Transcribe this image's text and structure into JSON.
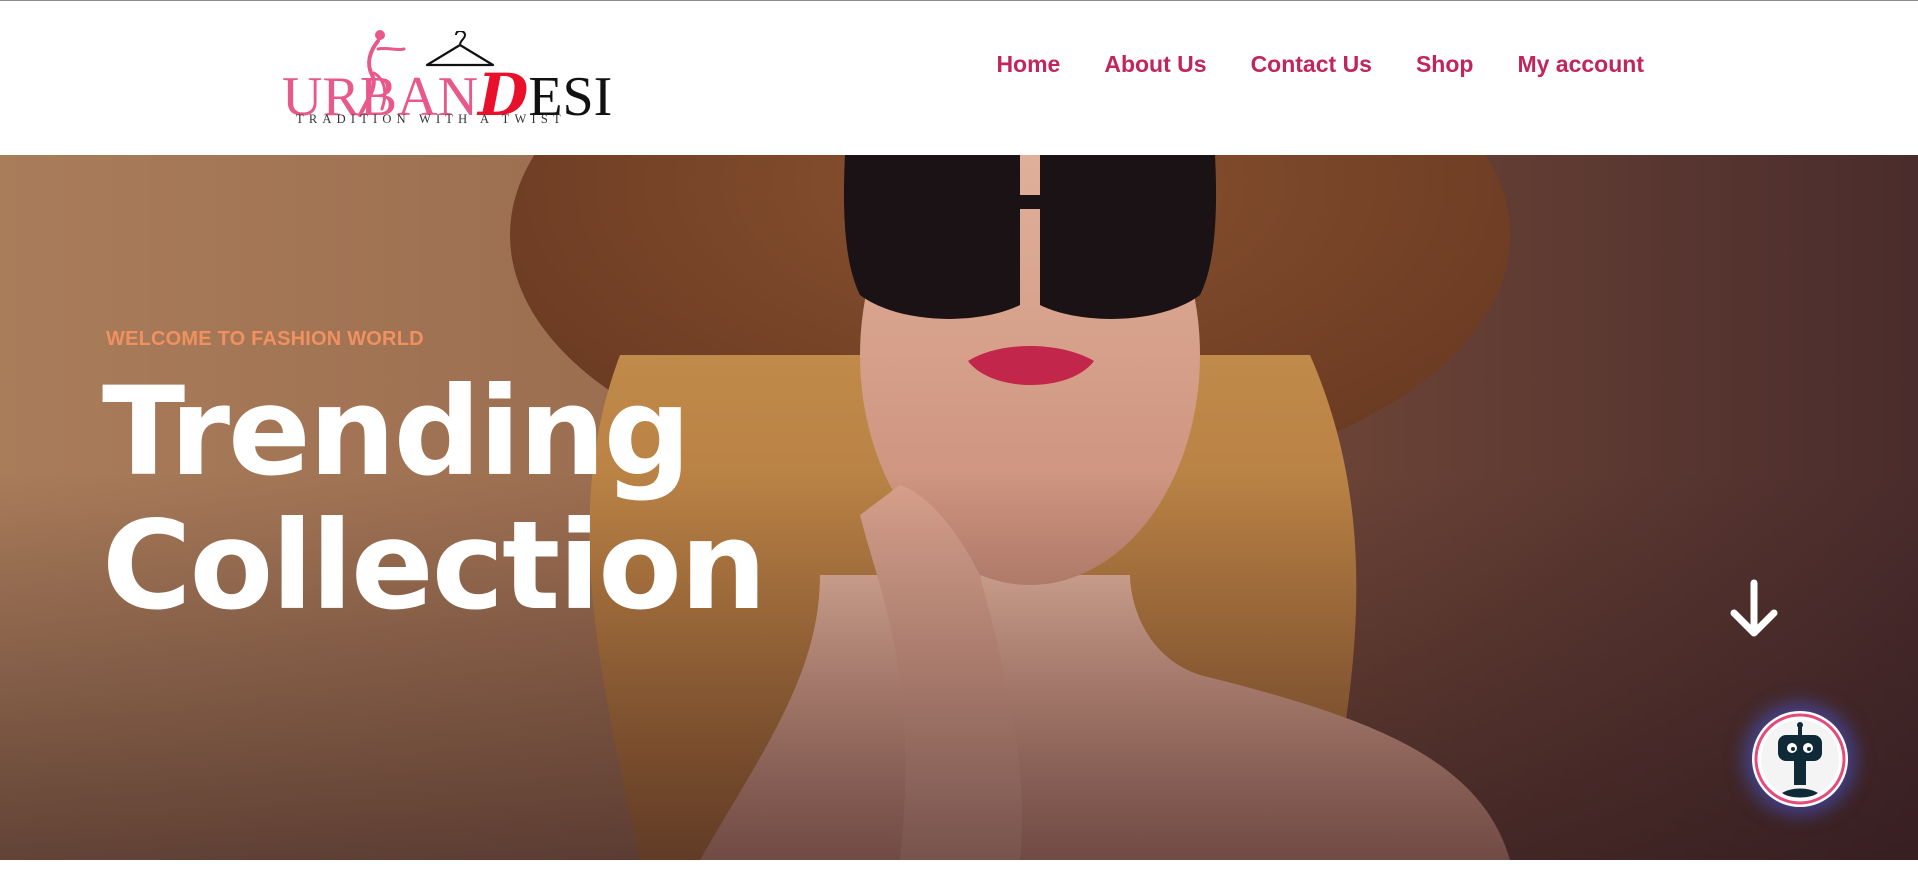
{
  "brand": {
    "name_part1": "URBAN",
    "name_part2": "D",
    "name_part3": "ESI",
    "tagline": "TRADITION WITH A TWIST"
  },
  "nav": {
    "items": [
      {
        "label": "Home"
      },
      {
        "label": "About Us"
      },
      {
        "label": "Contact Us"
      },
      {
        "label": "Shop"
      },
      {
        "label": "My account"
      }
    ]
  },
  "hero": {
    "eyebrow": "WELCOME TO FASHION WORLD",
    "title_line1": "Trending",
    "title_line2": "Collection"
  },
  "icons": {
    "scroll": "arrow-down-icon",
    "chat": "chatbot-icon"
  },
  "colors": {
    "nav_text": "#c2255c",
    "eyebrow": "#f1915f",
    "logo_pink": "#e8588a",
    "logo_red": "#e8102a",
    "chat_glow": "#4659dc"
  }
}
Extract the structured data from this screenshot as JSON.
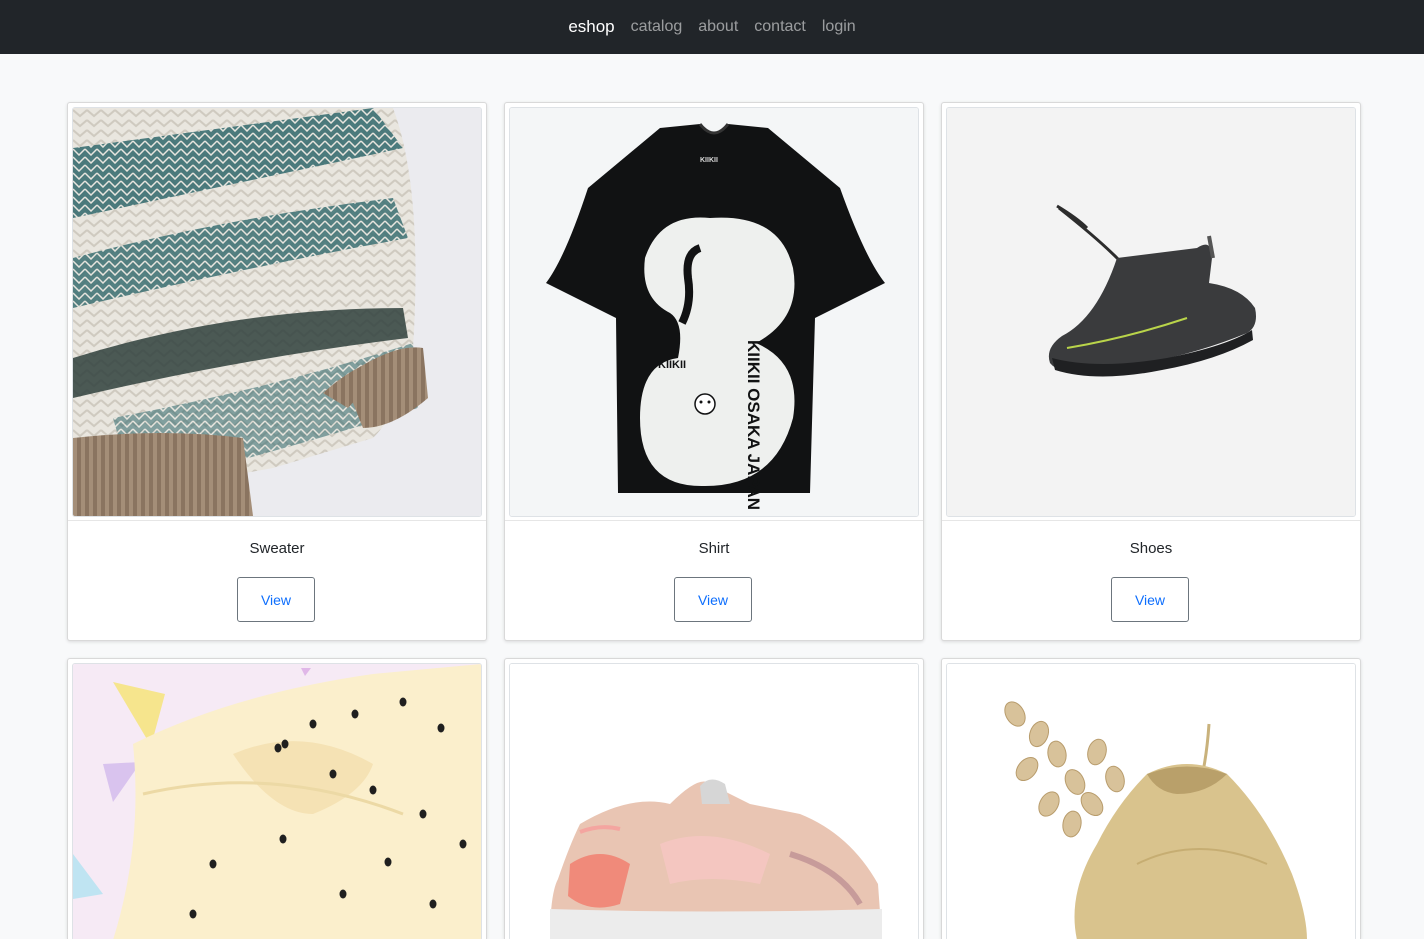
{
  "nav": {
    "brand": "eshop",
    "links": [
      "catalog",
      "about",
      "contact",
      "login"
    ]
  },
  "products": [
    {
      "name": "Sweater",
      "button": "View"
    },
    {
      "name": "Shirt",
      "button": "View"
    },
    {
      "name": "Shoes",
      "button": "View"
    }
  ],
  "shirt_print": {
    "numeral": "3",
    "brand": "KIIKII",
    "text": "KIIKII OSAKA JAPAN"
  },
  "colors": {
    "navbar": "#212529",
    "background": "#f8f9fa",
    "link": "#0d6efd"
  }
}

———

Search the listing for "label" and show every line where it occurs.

        "label": "Home"
        "label": "About Us"
        "label": "Contact Us"
        "label": "Shop"
        "label": "My account"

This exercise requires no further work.